    Last year I went on a mission and read up on every MS DMT. In doing my research I found there was a pill called “Aubagio”. Apparently I did not get the memo that there was a pill for MS. I only thought there were injections and infusions. I discussed Aubagio with my neurologist and last year was started on the pill. Even starting on a different DMT, I am still progressing. In retrospect I have always wondered if being on all these DMT’s were hurting or helping my MS. I plan to discuss all my further options with my neurologist in June.
    I agree with you “The deed is done. The worst is over so to speak”. I am waiting for a miracle.

    1. Margaret,
      Yeah, it’s crazy. Maddening, really. I never messed with the pills as was told they were for folks with relapsing MS. Being more advanced I stuck with Ocrevus. Best of luck with your appointment in June–I’ll be having the same discussion in August. You hang in there crazy lady! Think of you often! 🙂

  4. Hmmmmm Interesting. I may be in the minority here but I’m also fortunate that I am on Aubagio which is a simple pill I tolerate well. I don’t have too much of a problem with drugs- give me all the good stuff!! But I can’t help thinking that if there are no new lesions or MS symptoms, doesn’t that mean that your DMT is working? That would be my fear. Though, if I was still shooting myself up with a DMT like how I started this journey, I might be the first one willing to sign up. So like all things on this sucky MS balance beam, we have to weigh the pros and cons and trust our doctor. And if you don’t trust your doctor, get out of the office as fast as your MS body can get you out! And before you judge, the fact that my neurologist is handsome and charming has nothing to do with it!! Lol!

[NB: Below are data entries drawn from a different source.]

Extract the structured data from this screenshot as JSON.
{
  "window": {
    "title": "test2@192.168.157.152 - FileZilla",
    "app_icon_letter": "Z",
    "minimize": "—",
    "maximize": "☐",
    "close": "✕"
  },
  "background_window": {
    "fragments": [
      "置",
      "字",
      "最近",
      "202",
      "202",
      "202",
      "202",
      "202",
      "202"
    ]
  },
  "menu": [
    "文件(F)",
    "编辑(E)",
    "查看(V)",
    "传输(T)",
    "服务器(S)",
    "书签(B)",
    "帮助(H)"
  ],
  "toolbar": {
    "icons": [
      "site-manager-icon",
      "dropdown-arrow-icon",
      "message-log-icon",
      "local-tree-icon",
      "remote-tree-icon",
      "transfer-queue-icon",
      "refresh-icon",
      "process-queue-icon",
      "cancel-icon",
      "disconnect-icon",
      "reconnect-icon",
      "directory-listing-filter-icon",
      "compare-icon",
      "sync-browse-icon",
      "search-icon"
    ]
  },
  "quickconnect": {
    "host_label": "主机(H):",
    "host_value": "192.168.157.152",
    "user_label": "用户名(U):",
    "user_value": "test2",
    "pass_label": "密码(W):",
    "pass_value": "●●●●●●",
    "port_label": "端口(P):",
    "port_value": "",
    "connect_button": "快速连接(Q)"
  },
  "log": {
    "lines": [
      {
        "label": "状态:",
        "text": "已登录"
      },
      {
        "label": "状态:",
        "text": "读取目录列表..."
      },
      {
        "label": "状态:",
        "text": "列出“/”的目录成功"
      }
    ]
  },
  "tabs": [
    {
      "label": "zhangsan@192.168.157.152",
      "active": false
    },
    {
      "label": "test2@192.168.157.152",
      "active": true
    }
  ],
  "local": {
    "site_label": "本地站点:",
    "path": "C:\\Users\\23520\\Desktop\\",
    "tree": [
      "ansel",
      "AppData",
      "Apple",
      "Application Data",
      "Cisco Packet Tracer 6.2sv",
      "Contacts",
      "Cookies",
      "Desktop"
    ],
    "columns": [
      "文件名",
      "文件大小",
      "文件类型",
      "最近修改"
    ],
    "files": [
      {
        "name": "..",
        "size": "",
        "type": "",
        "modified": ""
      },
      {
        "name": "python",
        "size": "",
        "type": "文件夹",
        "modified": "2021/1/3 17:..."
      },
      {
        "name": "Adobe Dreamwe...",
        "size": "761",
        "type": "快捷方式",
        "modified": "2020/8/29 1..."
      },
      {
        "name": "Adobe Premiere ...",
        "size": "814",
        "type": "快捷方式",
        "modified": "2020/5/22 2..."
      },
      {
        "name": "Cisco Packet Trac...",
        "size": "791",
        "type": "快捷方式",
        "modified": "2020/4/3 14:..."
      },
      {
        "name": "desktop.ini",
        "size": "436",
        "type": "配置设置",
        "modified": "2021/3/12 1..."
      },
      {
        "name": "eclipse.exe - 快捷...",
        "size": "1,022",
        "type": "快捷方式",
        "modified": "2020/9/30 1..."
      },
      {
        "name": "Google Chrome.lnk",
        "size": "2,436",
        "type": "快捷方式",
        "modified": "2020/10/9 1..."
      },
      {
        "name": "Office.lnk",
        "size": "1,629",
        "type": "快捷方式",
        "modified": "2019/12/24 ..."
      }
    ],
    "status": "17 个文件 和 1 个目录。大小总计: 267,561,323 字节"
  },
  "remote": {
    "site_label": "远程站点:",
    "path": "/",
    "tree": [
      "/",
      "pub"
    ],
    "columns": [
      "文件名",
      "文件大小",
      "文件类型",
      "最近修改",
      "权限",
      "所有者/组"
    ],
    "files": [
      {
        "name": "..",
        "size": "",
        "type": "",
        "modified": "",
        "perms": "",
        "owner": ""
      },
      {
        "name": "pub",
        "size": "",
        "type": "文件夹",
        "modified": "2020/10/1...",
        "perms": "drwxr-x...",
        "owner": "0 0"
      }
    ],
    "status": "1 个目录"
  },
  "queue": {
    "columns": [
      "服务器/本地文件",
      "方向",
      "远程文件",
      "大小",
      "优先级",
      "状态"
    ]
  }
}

    1. Yvonne,
      Right you are. It’s such a crazy dilemma we must face–often many times during our MS journey.
      And congrats with your handsome & charming neurologist–sounds like a keeper!
      I appreciate your insightful comment. Thanks for joining the fun!

  5. Diagnosed with PPMS in ’91( though looking back there were signs I didn’t pick up on for years before that) I’m 67 and well used to the fun and games of life with MS. It’s been a slow and steady decline for me. My perception has always been that my engines packed up high in the air all those years ago and I’ve been in a shallow glide ever since. So I haven’t hit the ground yet – very much doubt if this a very realistic scenario, but it serves to keep me going! So have I got a kind of benign MS? Well, it has progressed slowly, but progress it certainly does. So I can’t say ‘the worst is over’ – I just anticipate more of the same. Took to a mobility scooter ten years ago, but can still walk around at home in ever-decreasing circles, clinging to a stick and grabbing walls, people, whatever comes to hand! On no meds at all in recent years. Have dabbled with Amitiyptylene, Pregobalin and others I’ve forgotten the name of, but I didn’t see the benefit and didn’t like how my senses were dulled when taking them. Have been wondering about medicinal cannabis though – does anyone have positive experiences with this to share? So KBO everyone – keep b*ggering on, as Churchill was known to say in his darkest hours..